◆ Data about app and page elements
▼▼▼

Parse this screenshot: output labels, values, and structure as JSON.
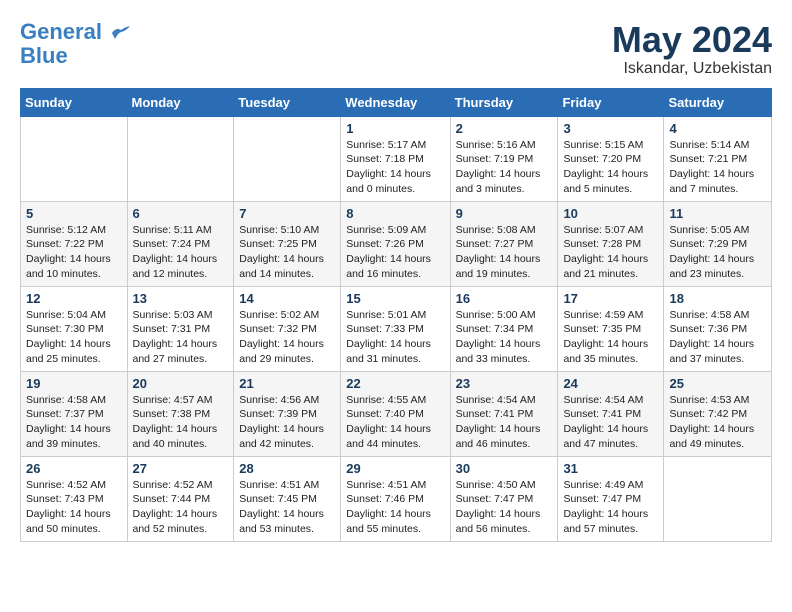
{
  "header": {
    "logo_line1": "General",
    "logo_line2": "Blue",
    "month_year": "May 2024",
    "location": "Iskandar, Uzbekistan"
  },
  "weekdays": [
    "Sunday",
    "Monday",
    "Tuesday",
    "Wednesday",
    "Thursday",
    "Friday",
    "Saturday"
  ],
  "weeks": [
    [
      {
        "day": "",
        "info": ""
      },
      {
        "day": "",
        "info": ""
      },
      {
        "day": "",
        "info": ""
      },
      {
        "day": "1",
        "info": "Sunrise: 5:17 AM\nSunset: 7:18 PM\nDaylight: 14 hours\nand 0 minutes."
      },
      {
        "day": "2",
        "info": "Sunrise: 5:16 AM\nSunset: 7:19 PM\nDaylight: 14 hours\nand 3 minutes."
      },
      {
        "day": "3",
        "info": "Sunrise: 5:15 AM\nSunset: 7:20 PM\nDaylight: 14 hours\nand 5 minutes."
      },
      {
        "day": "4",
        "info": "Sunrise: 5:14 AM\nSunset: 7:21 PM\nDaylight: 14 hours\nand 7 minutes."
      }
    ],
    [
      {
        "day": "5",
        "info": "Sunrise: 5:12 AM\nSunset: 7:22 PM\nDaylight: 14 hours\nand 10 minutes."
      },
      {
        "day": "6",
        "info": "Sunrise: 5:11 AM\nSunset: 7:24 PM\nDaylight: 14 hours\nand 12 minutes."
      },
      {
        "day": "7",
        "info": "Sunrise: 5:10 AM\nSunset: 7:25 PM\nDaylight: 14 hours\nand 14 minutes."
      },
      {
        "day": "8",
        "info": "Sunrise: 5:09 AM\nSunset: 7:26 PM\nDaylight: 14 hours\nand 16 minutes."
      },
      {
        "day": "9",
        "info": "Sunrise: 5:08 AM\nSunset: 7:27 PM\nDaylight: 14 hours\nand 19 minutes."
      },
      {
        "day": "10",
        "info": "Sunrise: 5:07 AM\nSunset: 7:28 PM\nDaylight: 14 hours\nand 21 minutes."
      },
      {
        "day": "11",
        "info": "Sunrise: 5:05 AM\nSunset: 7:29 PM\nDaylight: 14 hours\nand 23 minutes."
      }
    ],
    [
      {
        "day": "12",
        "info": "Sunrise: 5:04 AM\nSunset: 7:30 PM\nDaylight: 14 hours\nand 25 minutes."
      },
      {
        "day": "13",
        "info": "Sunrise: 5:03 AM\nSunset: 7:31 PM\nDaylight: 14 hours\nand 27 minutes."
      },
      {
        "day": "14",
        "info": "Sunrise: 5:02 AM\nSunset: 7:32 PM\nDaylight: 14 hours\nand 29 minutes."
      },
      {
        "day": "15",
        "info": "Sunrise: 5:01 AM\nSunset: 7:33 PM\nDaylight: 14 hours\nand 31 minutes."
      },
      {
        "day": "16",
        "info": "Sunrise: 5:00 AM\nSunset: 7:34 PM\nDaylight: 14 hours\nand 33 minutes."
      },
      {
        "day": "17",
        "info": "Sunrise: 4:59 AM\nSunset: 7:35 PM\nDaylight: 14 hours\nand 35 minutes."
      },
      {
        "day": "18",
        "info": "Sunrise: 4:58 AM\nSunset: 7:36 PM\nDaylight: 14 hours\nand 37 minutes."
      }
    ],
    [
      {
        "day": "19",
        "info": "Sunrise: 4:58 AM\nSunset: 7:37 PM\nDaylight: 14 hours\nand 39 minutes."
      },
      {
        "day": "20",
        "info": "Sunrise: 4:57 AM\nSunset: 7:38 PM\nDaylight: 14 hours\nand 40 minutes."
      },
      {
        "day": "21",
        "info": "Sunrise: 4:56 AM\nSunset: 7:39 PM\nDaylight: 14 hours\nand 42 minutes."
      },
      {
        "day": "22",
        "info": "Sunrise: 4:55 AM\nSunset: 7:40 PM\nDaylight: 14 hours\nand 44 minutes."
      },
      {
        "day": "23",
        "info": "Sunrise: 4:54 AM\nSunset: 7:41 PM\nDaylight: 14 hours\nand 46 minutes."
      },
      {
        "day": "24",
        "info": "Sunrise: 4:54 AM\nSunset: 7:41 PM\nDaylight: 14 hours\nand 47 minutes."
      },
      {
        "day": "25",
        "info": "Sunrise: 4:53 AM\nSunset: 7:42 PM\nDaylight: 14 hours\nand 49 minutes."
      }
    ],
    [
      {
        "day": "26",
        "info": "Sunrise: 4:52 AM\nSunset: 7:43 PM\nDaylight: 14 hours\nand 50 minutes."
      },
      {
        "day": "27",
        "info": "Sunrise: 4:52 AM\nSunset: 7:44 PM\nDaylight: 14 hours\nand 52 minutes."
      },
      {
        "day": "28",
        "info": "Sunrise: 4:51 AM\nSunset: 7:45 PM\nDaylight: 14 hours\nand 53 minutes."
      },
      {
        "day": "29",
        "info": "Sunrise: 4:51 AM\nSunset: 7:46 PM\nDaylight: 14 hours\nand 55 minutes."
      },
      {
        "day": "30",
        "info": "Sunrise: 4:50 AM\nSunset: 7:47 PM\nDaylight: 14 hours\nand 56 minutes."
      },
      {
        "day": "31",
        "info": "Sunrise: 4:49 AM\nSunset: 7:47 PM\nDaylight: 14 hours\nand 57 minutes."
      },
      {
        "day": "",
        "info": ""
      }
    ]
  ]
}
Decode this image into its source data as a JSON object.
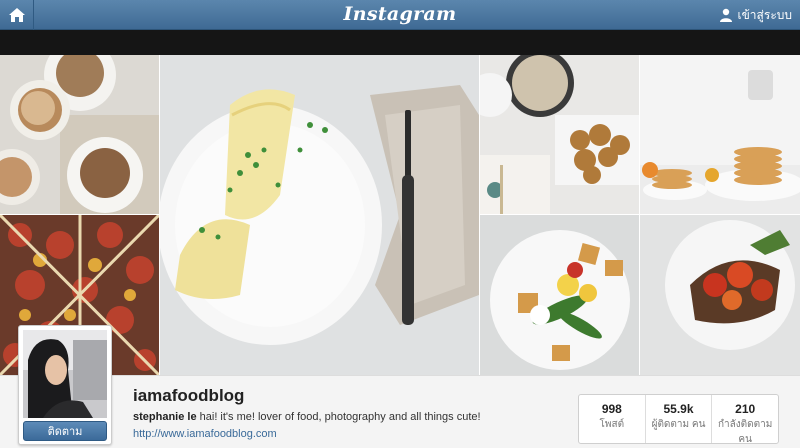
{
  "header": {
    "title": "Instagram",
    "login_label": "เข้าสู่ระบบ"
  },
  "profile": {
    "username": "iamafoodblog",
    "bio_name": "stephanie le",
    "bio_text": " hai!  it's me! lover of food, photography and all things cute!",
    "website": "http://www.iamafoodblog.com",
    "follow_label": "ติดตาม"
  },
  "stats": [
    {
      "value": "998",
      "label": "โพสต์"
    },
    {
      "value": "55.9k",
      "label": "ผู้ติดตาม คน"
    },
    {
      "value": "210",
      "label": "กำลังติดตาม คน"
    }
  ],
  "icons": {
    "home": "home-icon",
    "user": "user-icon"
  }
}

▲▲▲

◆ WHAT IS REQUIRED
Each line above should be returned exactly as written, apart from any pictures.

◆ SOLUTION
Parse this screenshot: output labels, values, and structure as JSON.
{
  "header": {
    "logo_line1": "General",
    "logo_line2": "Blue",
    "month_year": "May 2024",
    "location": "Iskandar, Uzbekistan"
  },
  "weekdays": [
    "Sunday",
    "Monday",
    "Tuesday",
    "Wednesday",
    "Thursday",
    "Friday",
    "Saturday"
  ],
  "weeks": [
    [
      {
        "day": "",
        "info": ""
      },
      {
        "day": "",
        "info": ""
      },
      {
        "day": "",
        "info": ""
      },
      {
        "day": "1",
        "info": "Sunrise: 5:17 AM\nSunset: 7:18 PM\nDaylight: 14 hours\nand 0 minutes."
      },
      {
        "day": "2",
        "info": "Sunrise: 5:16 AM\nSunset: 7:19 PM\nDaylight: 14 hours\nand 3 minutes."
      },
      {
        "day": "3",
        "info": "Sunrise: 5:15 AM\nSunset: 7:20 PM\nDaylight: 14 hours\nand 5 minutes."
      },
      {
        "day": "4",
        "info": "Sunrise: 5:14 AM\nSunset: 7:21 PM\nDaylight: 14 hours\nand 7 minutes."
      }
    ],
    [
      {
        "day": "5",
        "info": "Sunrise: 5:12 AM\nSunset: 7:22 PM\nDaylight: 14 hours\nand 10 minutes."
      },
      {
        "day": "6",
        "info": "Sunrise: 5:11 AM\nSunset: 7:24 PM\nDaylight: 14 hours\nand 12 minutes."
      },
      {
        "day": "7",
        "info": "Sunrise: 5:10 AM\nSunset: 7:25 PM\nDaylight: 14 hours\nand 14 minutes."
      },
      {
        "day": "8",
        "info": "Sunrise: 5:09 AM\nSunset: 7:26 PM\nDaylight: 14 hours\nand 16 minutes."
      },
      {
        "day": "9",
        "info": "Sunrise: 5:08 AM\nSunset: 7:27 PM\nDaylight: 14 hours\nand 19 minutes."
      },
      {
        "day": "10",
        "info": "Sunrise: 5:07 AM\nSunset: 7:28 PM\nDaylight: 14 hours\nand 21 minutes."
      },
      {
        "day": "11",
        "info": "Sunrise: 5:05 AM\nSunset: 7:29 PM\nDaylight: 14 hours\nand 23 minutes."
      }
    ],
    [
      {
        "day": "12",
        "info": "Sunrise: 5:04 AM\nSunset: 7:30 PM\nDaylight: 14 hours\nand 25 minutes."
      },
      {
        "day": "13",
        "info": "Sunrise: 5:03 AM\nSunset: 7:31 PM\nDaylight: 14 hours\nand 27 minutes."
      },
      {
        "day": "14",
        "info": "Sunrise: 5:02 AM\nSunset: 7:32 PM\nDaylight: 14 hours\nand 29 minutes."
      },
      {
        "day": "15",
        "info": "Sunrise: 5:01 AM\nSunset: 7:33 PM\nDaylight: 14 hours\nand 31 minutes."
      },
      {
        "day": "16",
        "info": "Sunrise: 5:00 AM\nSunset: 7:34 PM\nDaylight: 14 hours\nand 33 minutes."
      },
      {
        "day": "17",
        "info": "Sunrise: 4:59 AM\nSunset: 7:35 PM\nDaylight: 14 hours\nand 35 minutes."
      },
      {
        "day": "18",
        "info": "Sunrise: 4:58 AM\nSunset: 7:36 PM\nDaylight: 14 hours\nand 37 minutes."
      }
    ],
    [
      {
        "day": "19",
        "info": "Sunrise: 4:58 AM\nSunset: 7:37 PM\nDaylight: 14 hours\nand 39 minutes."
      },
      {
        "day": "20",
        "info": "Sunrise: 4:57 AM\nSunset: 7:38 PM\nDaylight: 14 hours\nand 40 minutes."
      },
      {
        "day": "21",
        "info": "Sunrise: 4:56 AM\nSunset: 7:39 PM\nDaylight: 14 hours\nand 42 minutes."
      },
      {
        "day": "22",
        "info": "Sunrise: 4:55 AM\nSunset: 7:40 PM\nDaylight: 14 hours\nand 44 minutes."
      },
      {
        "day": "23",
        "info": "Sunrise: 4:54 AM\nSunset: 7:41 PM\nDaylight: 14 hours\nand 46 minutes."
      },
      {
        "day": "24",
        "info": "Sunrise: 4:54 AM\nSunset: 7:41 PM\nDaylight: 14 hours\nand 47 minutes."
      },
      {
        "day": "25",
        "info": "Sunrise: 4:53 AM\nSunset: 7:42 PM\nDaylight: 14 hours\nand 49 minutes."
      }
    ],
    [
      {
        "day": "26",
        "info": "Sunrise: 4:52 AM\nSunset: 7:43 PM\nDaylight: 14 hours\nand 50 minutes."
      },
      {
        "day": "27",
        "info": "Sunrise: 4:52 AM\nSunset: 7:44 PM\nDaylight: 14 hours\nand 52 minutes."
      },
      {
        "day": "28",
        "info": "Sunrise: 4:51 AM\nSunset: 7:45 PM\nDaylight: 14 hours\nand 53 minutes."
      },
      {
        "day": "29",
        "info": "Sunrise: 4:51 AM\nSunset: 7:46 PM\nDaylight: 14 hours\nand 55 minutes."
      },
      {
        "day": "30",
        "info": "Sunrise: 4:50 AM\nSunset: 7:47 PM\nDaylight: 14 hours\nand 56 minutes."
      },
      {
        "day": "31",
        "info": "Sunrise: 4:49 AM\nSunset: 7:47 PM\nDaylight: 14 hours\nand 57 minutes."
      },
      {
        "day": "",
        "info": ""
      }
    ]
  ]
}
Decode this image into its source data as a JSON object.
{
  "header": {
    "title": "Instagram",
    "login_label": "เข้าสู่ระบบ"
  },
  "profile": {
    "username": "iamafoodblog",
    "bio_name": "stephanie le",
    "bio_text": " hai!  it's me! lover of food, photography and all things cute!",
    "website": "http://www.iamafoodblog.com",
    "follow_label": "ติดตาม"
  },
  "stats": [
    {
      "value": "998",
      "label": "โพสต์"
    },
    {
      "value": "55.9k",
      "label": "ผู้ติดตาม คน"
    },
    {
      "value": "210",
      "label": "กำลังติดตาม คน"
    }
  ],
  "icons": {
    "home": "home-icon",
    "user": "user-icon"
  }
}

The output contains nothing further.